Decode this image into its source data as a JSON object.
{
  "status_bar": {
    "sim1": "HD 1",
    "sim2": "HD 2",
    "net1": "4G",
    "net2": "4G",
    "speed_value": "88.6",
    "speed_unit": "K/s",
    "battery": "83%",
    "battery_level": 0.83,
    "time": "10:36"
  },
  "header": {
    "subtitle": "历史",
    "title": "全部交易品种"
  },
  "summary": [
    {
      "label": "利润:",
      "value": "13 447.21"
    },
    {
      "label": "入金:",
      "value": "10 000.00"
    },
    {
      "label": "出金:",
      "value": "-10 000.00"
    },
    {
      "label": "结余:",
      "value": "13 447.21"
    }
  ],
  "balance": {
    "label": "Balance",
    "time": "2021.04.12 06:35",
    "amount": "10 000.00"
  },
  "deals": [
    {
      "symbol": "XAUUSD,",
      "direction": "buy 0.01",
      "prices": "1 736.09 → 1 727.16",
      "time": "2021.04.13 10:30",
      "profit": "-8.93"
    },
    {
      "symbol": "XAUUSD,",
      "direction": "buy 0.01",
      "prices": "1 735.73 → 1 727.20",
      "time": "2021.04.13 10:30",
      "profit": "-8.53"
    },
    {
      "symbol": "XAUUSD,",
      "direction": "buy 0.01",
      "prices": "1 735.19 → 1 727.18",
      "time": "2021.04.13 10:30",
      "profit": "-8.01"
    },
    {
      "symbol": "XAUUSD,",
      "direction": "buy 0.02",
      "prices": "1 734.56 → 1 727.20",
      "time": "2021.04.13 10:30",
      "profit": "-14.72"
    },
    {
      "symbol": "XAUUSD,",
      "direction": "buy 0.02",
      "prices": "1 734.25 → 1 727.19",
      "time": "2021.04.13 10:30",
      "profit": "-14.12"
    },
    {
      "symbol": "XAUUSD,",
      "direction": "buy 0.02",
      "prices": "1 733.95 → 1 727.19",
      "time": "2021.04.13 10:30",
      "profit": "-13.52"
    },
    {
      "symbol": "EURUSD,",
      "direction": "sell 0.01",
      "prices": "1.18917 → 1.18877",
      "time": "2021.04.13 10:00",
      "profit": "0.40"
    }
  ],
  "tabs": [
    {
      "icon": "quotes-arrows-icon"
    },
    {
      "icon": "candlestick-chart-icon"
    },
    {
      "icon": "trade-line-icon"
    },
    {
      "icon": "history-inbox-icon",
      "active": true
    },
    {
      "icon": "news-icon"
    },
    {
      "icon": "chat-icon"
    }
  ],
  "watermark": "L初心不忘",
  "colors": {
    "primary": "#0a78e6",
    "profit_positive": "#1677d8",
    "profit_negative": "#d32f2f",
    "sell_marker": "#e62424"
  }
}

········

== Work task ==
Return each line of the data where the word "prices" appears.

== Answer section ==
      "prices": "1 736.09 → 1 727.16",
      "prices": "1 735.73 → 1 727.20",
      "prices": "1 735.19 → 1 727.18",
      "prices": "1 734.56 → 1 727.20",
      "prices": "1 734.25 → 1 727.19",
      "prices": "1 733.95 → 1 727.19",
      "prices": "1.18917 → 1.18877",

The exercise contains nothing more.